High-tech chop shops: The second suit Hewlett-Packard filed is against Abtech Systems. Named are its president, Robert M. Russell, and engineering manager Steve Boas.

The suit calls the Carlsbad company a high-tech "chop shop" where used H-P equipment is illegally upgraded with pirated SS_Config software and sold.

A three-day search of Abtech's headquarters last month by Tsuchida's team and Hewlett-Packard engineers allegedly turned up the pirated SS_Config software, and:

- A document in Russell's briefcase with a list of "action items," he needed to do, including "interview experienced criminal attorney (fed. experience)," and "delete SS_Config stuff from systems and trash tapes."

- Logs indicating Abtech employees used pirated copies of SS_Config on used Hewlett-Packard equipment for resale.

- More than 70 pieces of used Hewlett-Packard equipment with the serial numbers removed "to facilitate fraudulent reconfiguration and resale activity."

The suit alleges Abtech repackaged illegally upgraded Hewlett-Packard hardware in "new computer cases bearing fake HP labels" and sold them.

Abtech has sister companies in the United Kingdom and France. Its year-end revenue for 1998 totaled $46.08 million with pre-tax net earnings of $4.4 million, the suit says.

Attorney Heller said he believed the firm is still in operation.
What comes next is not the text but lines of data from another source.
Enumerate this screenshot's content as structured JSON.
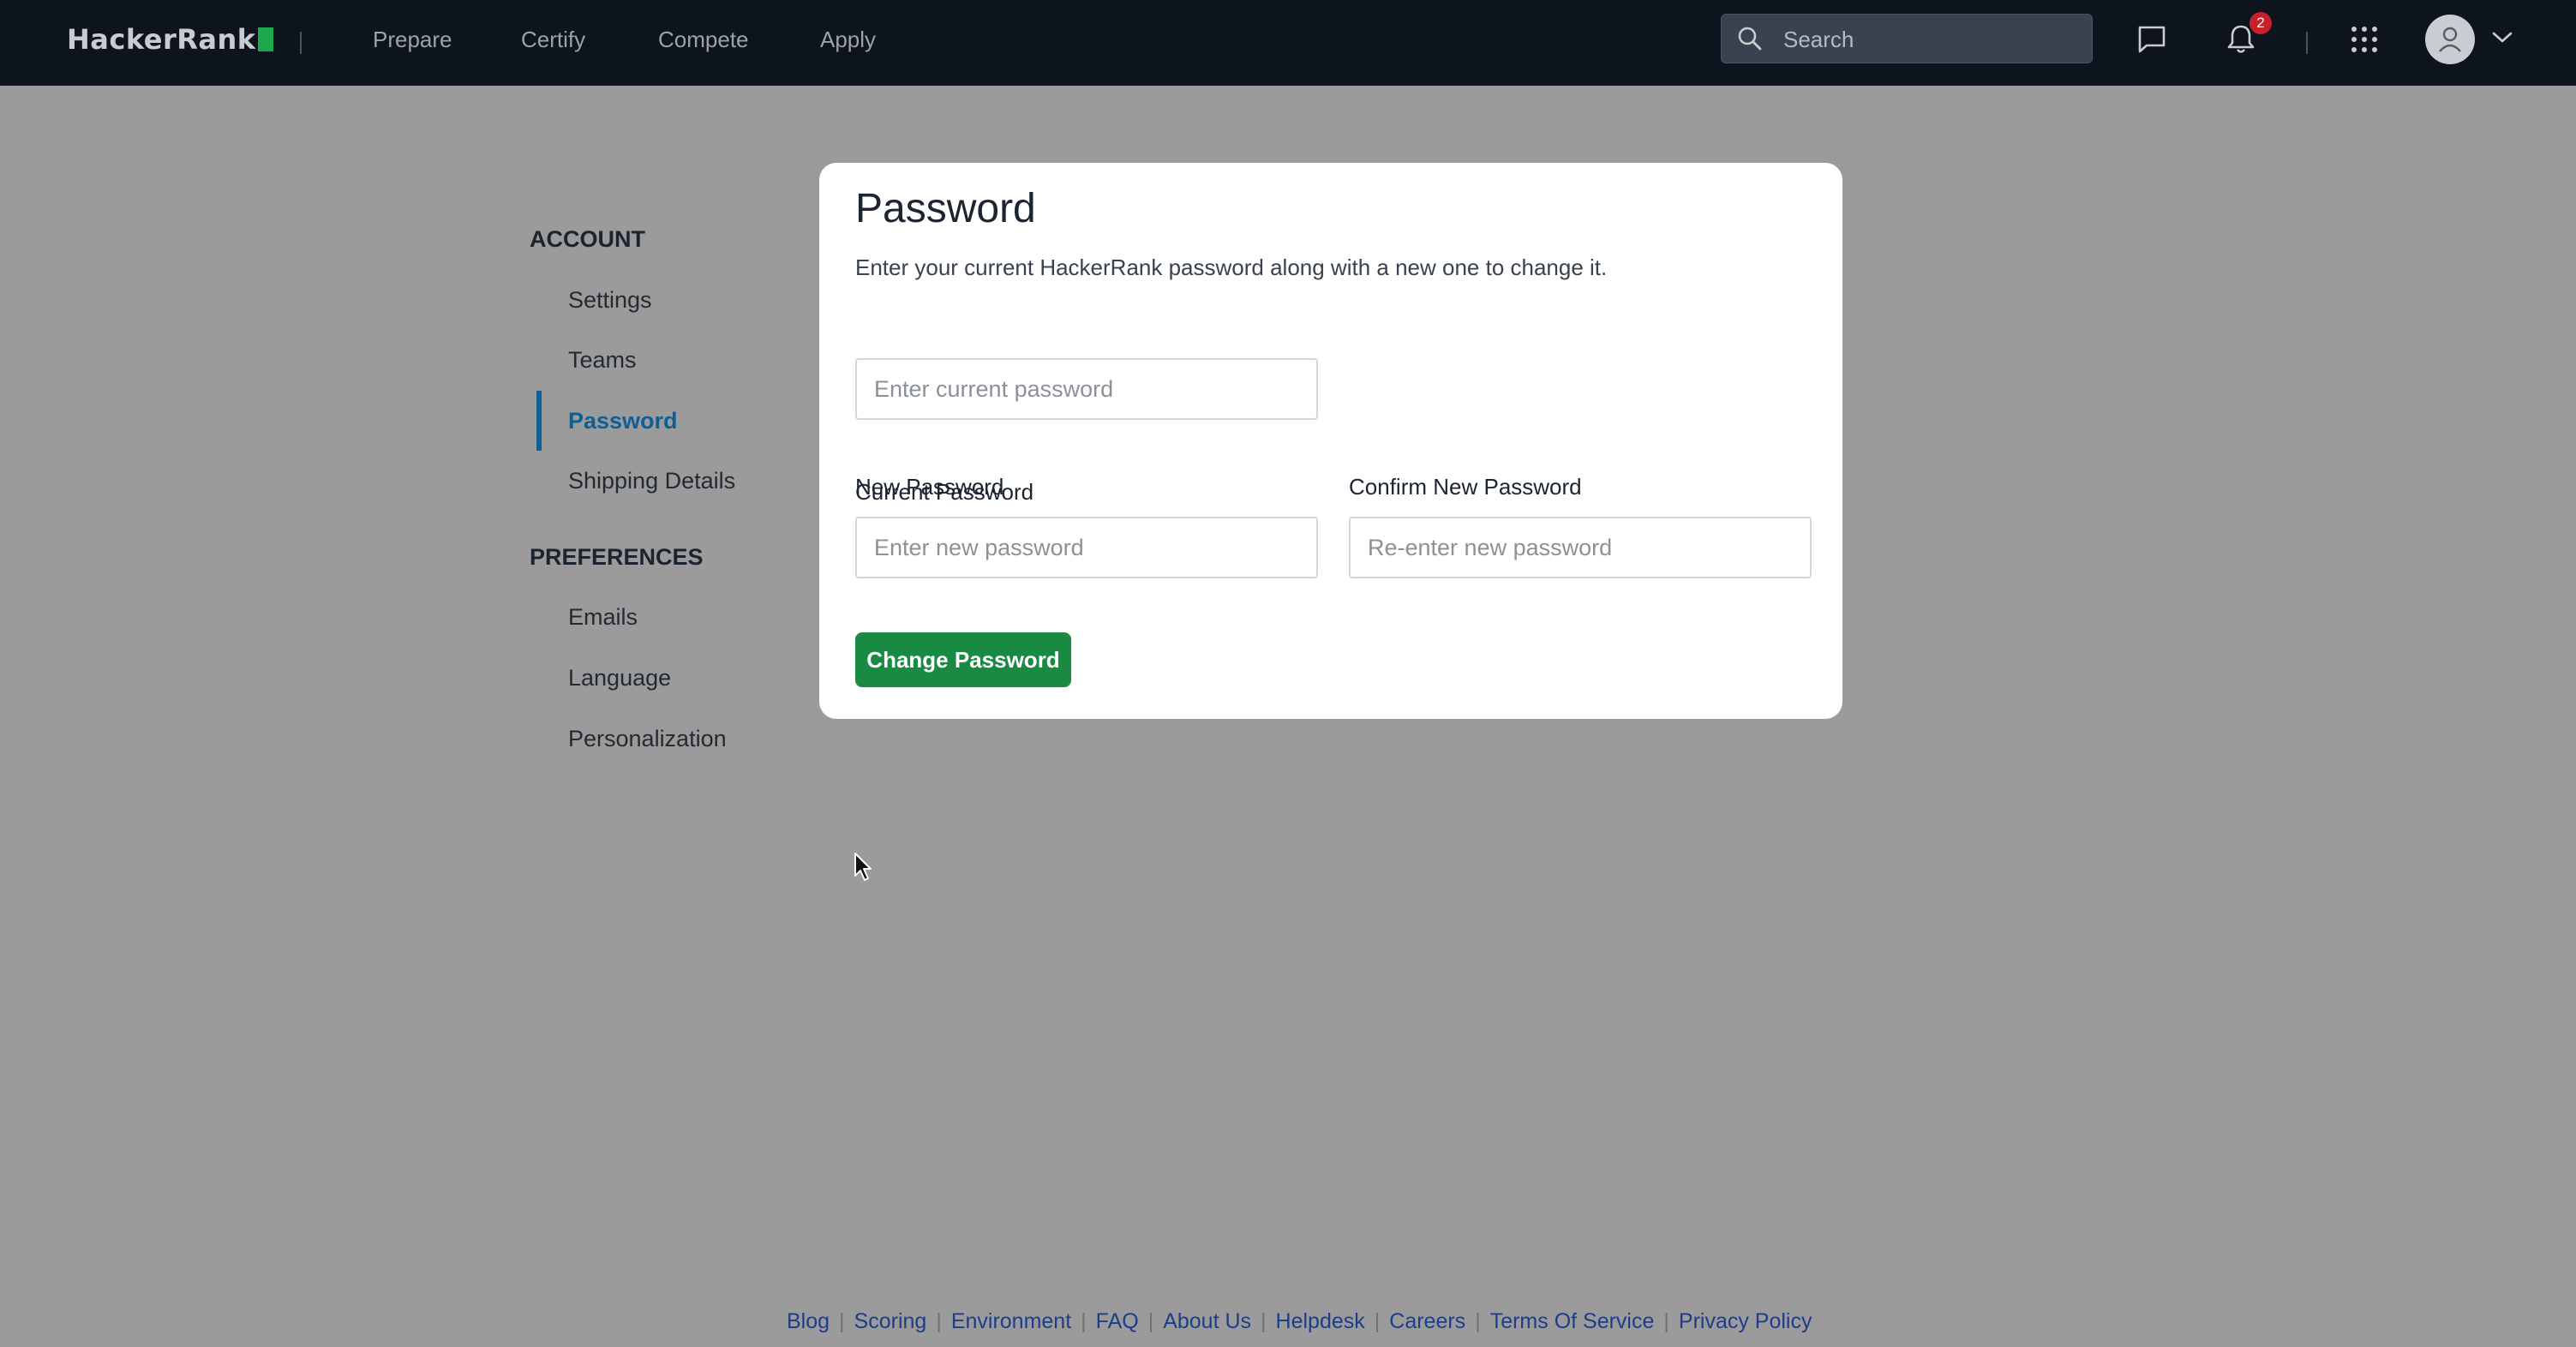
{
  "colors": {
    "nav_bg": "#0e141e",
    "overlay_bg": "#9b9b9b",
    "brand_green": "#1ba94c",
    "button_green": "#188a42",
    "active_blue": "#0d5f96",
    "link_blue": "#1c3d8c",
    "badge_red": "#c8202a"
  },
  "header": {
    "logo": "HackerRank",
    "nav": [
      "Prepare",
      "Certify",
      "Compete",
      "Apply"
    ],
    "search_placeholder": "Search",
    "notification_count": "2",
    "icons": [
      "search-icon",
      "chat-icon",
      "bell-icon",
      "apps-grid-icon",
      "user-icon",
      "chevron-down-icon"
    ]
  },
  "sidebar": {
    "account_heading": "ACCOUNT",
    "account_items": [
      "Settings",
      "Teams",
      "Password",
      "Shipping Details"
    ],
    "active_item": "Password",
    "preferences_heading": "PREFERENCES",
    "preferences_items": [
      "Emails",
      "Language",
      "Personalization"
    ]
  },
  "password_form": {
    "title": "Password",
    "description": "Enter your current HackerRank password along with a new one to change it.",
    "current_label": "Current Password",
    "current_placeholder": "Enter current password",
    "new_label": "New Password",
    "new_placeholder": "Enter new password",
    "confirm_label": "Confirm New Password",
    "confirm_placeholder": "Re-enter new password",
    "submit_label": "Change Password"
  },
  "footer": {
    "links": [
      "Blog",
      "Scoring",
      "Environment",
      "FAQ",
      "About Us",
      "Helpdesk",
      "Careers",
      "Terms Of Service",
      "Privacy Policy"
    ]
  }
}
But that couldn't be confirmed.

Tsuchida said he's angered by the likelihood that legitimate workers for the company could be put out of a job because of the wrongdoing of higher-ups.

"There's nothing I can do about it, but I don't have to like it," he said. "These guys are making huge profits and living the good life, all at the expense of commoners."